Family Guy: Volume Nine
(Twentieth Century Fox)
The 14 episodes on this three-disc DVD are plucked from the eighth and ninth seasons of the show. As expected, there's plenty of cutaway scenes, inappropriate remarks involving race issues/gay people/sloppy sex, and pop culture references so obscure you'll need a cheat sheet by your side to get every joke. Plus, there's the special 150th episode, surely the most moving story ever involving poop-eating.
Rhett Miller: The Interpreter Live at Largo

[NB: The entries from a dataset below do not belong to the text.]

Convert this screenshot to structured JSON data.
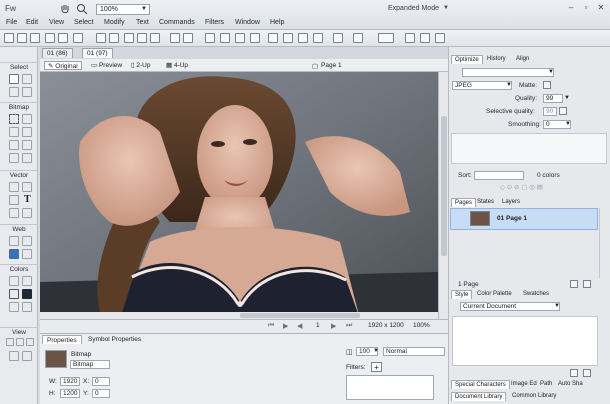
{
  "app": {
    "logo": "Fw",
    "mode": "Expanded Mode",
    "zoom": "100%"
  },
  "menu": [
    "File",
    "Edit",
    "View",
    "Select",
    "Modify",
    "Text",
    "Commands",
    "Filters",
    "Window",
    "Help"
  ],
  "tools": {
    "sections": [
      "Select",
      "Bitmap",
      "Vector",
      "Web",
      "Colors",
      "View"
    ]
  },
  "document": {
    "tabs": [
      "01 (86)",
      "01 (97)"
    ],
    "views": [
      "Original",
      "Preview",
      "2-Up",
      "4-Up"
    ],
    "page_name": "Page 1",
    "frame_count": "1",
    "dimensions": "1920 x 1200",
    "status_zoom": "100%"
  },
  "properties": {
    "tabs": [
      "Properties",
      "Symbol Properties"
    ],
    "type": "Bitmap",
    "name": "Bitmap",
    "w_label": "W:",
    "w": "1920",
    "x_label": "X:",
    "x": "0",
    "h_label": "H:",
    "h": "1200",
    "y_label": "Y:",
    "y": "0",
    "opacity": "100",
    "blend": "Normal",
    "filters_label": "Filters:",
    "filters_add": "+"
  },
  "optimize": {
    "tabs": [
      "Optimize",
      "History",
      "Align"
    ],
    "format": "JPEG",
    "matte_label": "Matte:",
    "quality_label": "Quality:",
    "quality": "99",
    "selective_label": "Selective quality:",
    "selective": "90",
    "smoothing_label": "Smoothing:",
    "smoothing": "0",
    "sort_label": "Sort:",
    "colors": "0 colors"
  },
  "pages": {
    "tabs": [
      "Pages",
      "States",
      "Layers"
    ],
    "items": [
      {
        "label": "01  Page 1"
      }
    ],
    "footer": "1 Page"
  },
  "style": {
    "tabs": [
      "Style",
      "Color Palette",
      "Swatches"
    ],
    "selection": "Current Document"
  },
  "bottom_tabs": {
    "row1": [
      "Special Characters",
      "Image Ed",
      "Path",
      "Auto Sha"
    ],
    "row2": [
      "Document Library",
      "Common Library"
    ]
  },
  "colors": {
    "accent": "#3d6fb6",
    "selection": "#c9dcf5",
    "panel": "#e6e8eb"
  }
}
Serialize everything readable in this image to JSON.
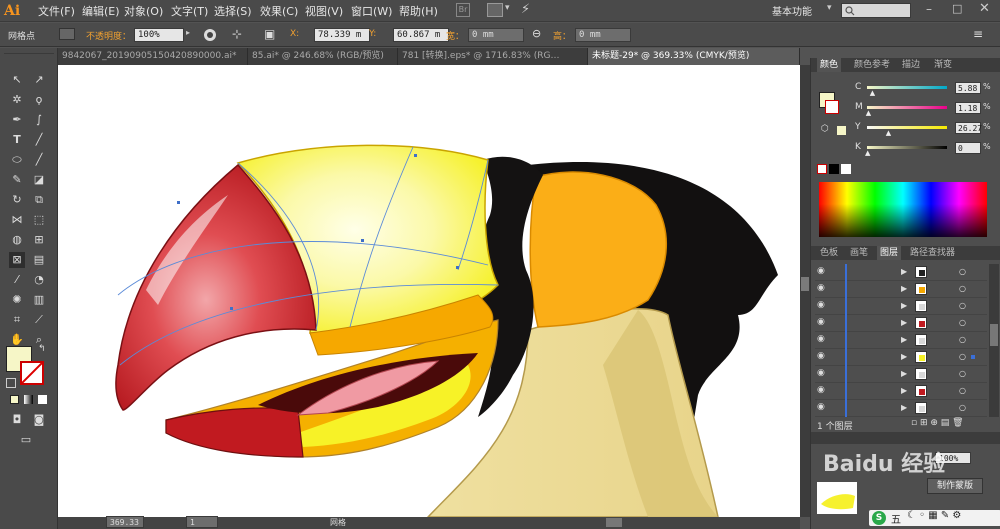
{
  "app": {
    "logo": "Ai",
    "workspace": "基本功能"
  },
  "menu": [
    "文件(F)",
    "编辑(E)",
    "对象(O)",
    "文字(T)",
    "选择(S)",
    "效果(C)",
    "视图(V)",
    "窗口(W)",
    "帮助(H)"
  ],
  "control": {
    "selection_label": "网格点",
    "opacity_label": "不透明度：",
    "opacity_value": "100%",
    "x_label": "X:",
    "x_value": "78.339 m",
    "y_label": "Y:",
    "y_value": "60.867 m",
    "w_label": "宽：",
    "w_value": "0 mm",
    "h_label": "高：",
    "h_value": "0 mm"
  },
  "tabs": [
    "9842067_20190905150420890000.ai*",
    "85.ai* @ 246.68% (RGB/预览)",
    "781 [转换].eps* @ 1716.83% (RG…",
    "未标题-29* @ 369.33% (CMYK/预览)"
  ],
  "color_panel": {
    "tabs": [
      "颜色",
      "颜色参考",
      "描边",
      "渐变"
    ],
    "channels": [
      {
        "label": "C",
        "value": "5.88",
        "pos": 0.06
      },
      {
        "label": "M",
        "value": "1.18",
        "pos": 0.01
      },
      {
        "label": "Y",
        "value": "26.27",
        "pos": 0.26
      },
      {
        "label": "K",
        "value": "0",
        "pos": 0.0
      }
    ],
    "fill_color": "#f6f6c7"
  },
  "layers_panel": {
    "tabs": [
      "色板",
      "画笔",
      "图层",
      "路径查找器"
    ],
    "footer": "1 个图层",
    "rows": 9
  },
  "bottom_panel": {
    "opacity_value": "100%",
    "mask_button": "制作蒙版",
    "watermark": "Baidu 经验"
  },
  "status": {
    "zoom": "369.33",
    "artboard": "1",
    "tool": "网格"
  },
  "ime": {
    "items": [
      "S",
      "五"
    ]
  }
}
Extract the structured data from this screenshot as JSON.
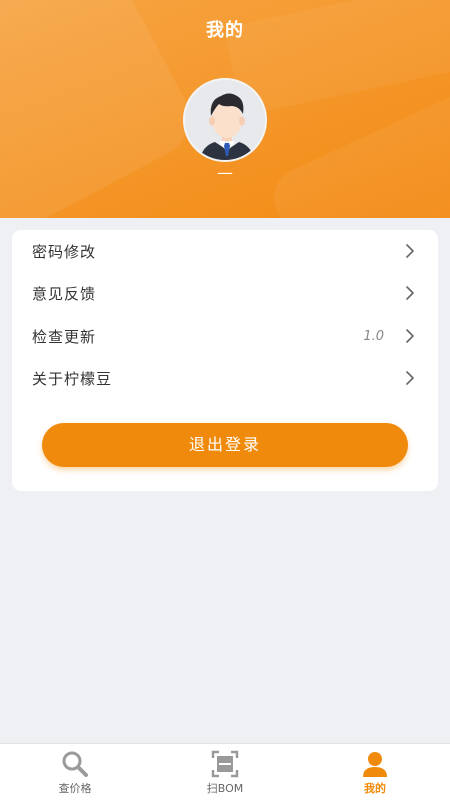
{
  "header": {
    "title": "我的",
    "username": "—"
  },
  "menu": {
    "items": [
      {
        "label": "密码修改",
        "value": ""
      },
      {
        "label": "意见反馈",
        "value": ""
      },
      {
        "label": "检查更新",
        "value": "1.0"
      },
      {
        "label": "关于柠檬豆",
        "value": ""
      }
    ],
    "logout_label": "退出登录"
  },
  "tabbar": {
    "tabs": [
      {
        "label": "查价格",
        "icon": "search-icon"
      },
      {
        "label": "扫BOM",
        "icon": "scan-icon"
      },
      {
        "label": "我的",
        "icon": "user-icon"
      }
    ],
    "active_index": 2
  },
  "colors": {
    "accent": "#f08a0c",
    "header_gradient_start": "#f7a544",
    "header_gradient_end": "#f38a12",
    "background": "#eef0f4",
    "inactive_icon": "#9a9a9a"
  }
}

The Old 97's frontman's solo show at the Los Angeles club in 2008 were the last two shows anyone played there before it moved to a new location. The 14 songs included on this live set are all covers, and they're all kinda cool – from Simon & Garfunkel's “Homeward Bound” and Tom Petty's “American Girl” to Elvis Costello's “Brilliant Mistake” and Pixies' “Wave of Mutilation.”
Not an Airplane: It Could Just Be This Place
Don't let the presence of two mere songs on this California band's latest album fool you. They clock in at more than 30 minutes and pack a lot more sounds than most groups' 20-track records. It's an alt-country concept album of sorts, with different movements (as well as different instruments) pulling the action along. By the time the band winds down its story of heartache, those two songs will sound like a hearty dozen.
This Is a Call: The Life and Times of Dave Grohl
Last year's Foo Fighters' documentary Back and Forth says a lot more about Grohl than this bio, which spends more time on the Nirvana-drummer-turned-Foos-frontman's early career. Still, writer Paul Brannigan pulls a lot of pieces from Grohl's life into the story, doing his best to link them all. What it all comes down to is his music, and This Is a Call offers a peek into the life of the man behind it.
Transformers Prime – Darkness Rising
Why is it that the animated versions of Transformers are so much better than the budget-busting live-action movies that pollute the theaters every couple of years? This one is the latest, and it's awesome. This DVD gathers the CGI show's five-part miniseries Darkness Rising and edits the episodes together for a feature-length experience that's way better than that Moon turd Michael Bay dropped last year.